Work above; In or Out? 48 x 20

Sandra Cronauer-Mitra

Artist’s Statement

Sandra has been quilting for over twenty years and recently expanded her repertoire to include art quilts. Her works focus on the use of color and are often embellished with hand embroidery. She lives in Somerset, Massachusetts.

Work pictured above; Education is the Ladder 12 x 15

Julie Maxwell

Julie Maxwell has been quilting for about 4 years but has just begun exploring art quilting.

Works above from left to right; Mishmash 29 x 27, Finish That Wall 32 x 32, and Wall Flowers 26 x 18

Suzanne Munroe

In one split moment, I learned what intense sorrow was. I carry it with me every day. Years later
it has become my greatest strength. It is a gift that pours out in my work. I embrace it. It’s my mo- tivation and what moves me. With the start of every new portrait, quiet and curious, I look at my reference photo and wonder how they felt at that moment. What did they carry inside? Help create with me, I ask. As I work to capture these raw emotions using textiles and paints magic happens as I place a dot of white in the eye to bring out a soft sparkle, or when I turn the corners of the mouth down just a bit and feel an instant connection. There it is. I connect with my work.
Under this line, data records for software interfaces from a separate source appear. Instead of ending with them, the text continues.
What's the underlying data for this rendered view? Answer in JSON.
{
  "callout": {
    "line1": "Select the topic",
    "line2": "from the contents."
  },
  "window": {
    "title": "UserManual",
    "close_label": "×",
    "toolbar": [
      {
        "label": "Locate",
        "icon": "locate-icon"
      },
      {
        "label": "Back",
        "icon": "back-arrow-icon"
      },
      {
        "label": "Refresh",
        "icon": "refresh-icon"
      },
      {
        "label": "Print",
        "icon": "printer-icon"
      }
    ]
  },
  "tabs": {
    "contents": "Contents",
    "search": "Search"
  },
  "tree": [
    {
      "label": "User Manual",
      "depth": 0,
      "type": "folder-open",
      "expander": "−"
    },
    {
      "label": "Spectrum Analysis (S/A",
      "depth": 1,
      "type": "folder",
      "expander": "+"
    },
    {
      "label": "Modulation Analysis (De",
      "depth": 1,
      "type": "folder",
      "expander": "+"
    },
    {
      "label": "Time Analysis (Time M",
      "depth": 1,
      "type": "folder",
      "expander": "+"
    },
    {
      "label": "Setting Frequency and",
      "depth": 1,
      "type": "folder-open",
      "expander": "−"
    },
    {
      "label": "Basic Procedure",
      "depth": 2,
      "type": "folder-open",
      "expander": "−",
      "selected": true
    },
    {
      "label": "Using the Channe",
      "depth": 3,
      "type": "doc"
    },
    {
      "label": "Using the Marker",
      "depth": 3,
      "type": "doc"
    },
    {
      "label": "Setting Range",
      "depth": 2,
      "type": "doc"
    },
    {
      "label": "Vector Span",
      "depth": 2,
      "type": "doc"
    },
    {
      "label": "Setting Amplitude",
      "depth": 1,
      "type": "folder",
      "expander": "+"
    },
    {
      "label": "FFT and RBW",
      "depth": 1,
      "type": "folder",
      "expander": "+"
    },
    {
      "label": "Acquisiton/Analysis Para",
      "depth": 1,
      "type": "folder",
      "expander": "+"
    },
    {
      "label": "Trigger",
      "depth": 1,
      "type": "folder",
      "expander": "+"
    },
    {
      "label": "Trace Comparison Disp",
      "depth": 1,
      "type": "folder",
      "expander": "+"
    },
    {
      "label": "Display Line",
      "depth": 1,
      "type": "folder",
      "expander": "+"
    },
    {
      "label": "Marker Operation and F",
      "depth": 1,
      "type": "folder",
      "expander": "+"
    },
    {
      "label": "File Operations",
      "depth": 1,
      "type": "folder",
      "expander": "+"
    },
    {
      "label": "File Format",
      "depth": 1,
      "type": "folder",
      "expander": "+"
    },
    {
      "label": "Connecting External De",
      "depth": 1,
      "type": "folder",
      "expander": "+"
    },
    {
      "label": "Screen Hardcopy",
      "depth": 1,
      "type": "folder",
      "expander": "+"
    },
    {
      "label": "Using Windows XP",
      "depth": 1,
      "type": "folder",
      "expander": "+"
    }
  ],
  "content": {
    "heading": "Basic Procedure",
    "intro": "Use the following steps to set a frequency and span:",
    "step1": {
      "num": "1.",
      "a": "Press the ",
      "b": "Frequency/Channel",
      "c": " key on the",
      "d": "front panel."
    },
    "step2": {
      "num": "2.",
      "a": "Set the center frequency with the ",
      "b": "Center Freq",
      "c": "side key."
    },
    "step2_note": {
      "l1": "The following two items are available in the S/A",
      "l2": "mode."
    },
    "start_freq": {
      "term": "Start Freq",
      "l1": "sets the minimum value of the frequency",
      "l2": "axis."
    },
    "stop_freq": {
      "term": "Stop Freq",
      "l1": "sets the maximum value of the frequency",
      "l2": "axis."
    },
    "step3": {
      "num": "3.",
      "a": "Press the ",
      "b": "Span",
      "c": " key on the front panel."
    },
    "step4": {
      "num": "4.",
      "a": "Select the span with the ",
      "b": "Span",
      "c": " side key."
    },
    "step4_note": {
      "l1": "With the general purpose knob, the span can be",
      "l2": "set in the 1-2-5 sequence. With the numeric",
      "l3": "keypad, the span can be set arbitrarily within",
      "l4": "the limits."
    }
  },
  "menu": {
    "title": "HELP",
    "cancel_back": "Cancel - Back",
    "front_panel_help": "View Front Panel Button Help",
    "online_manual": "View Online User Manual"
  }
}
That excites me.

Works above from left to right; Widow
13.5 x 13.5, Rosemary 25 x 33, and Surrounded By Patriotism 23 x 24

 

Michele Leavitt

Exploring works derived from quilting and the needle arts for adaptation to new uses or another style intrigues me. For instance, there are several works in this category I fondly call Frazzlin' Ap- pliqués. My mom, who learned to quilt do to necessity, used the term "frazzlin' to refer to a frayed snippet of fabric saved for recycling into a quilt. In my work frazzling pieces of fabric - saved over decades as too interesting to toss out - combine in differing ways for both abstract and pictorial works of art.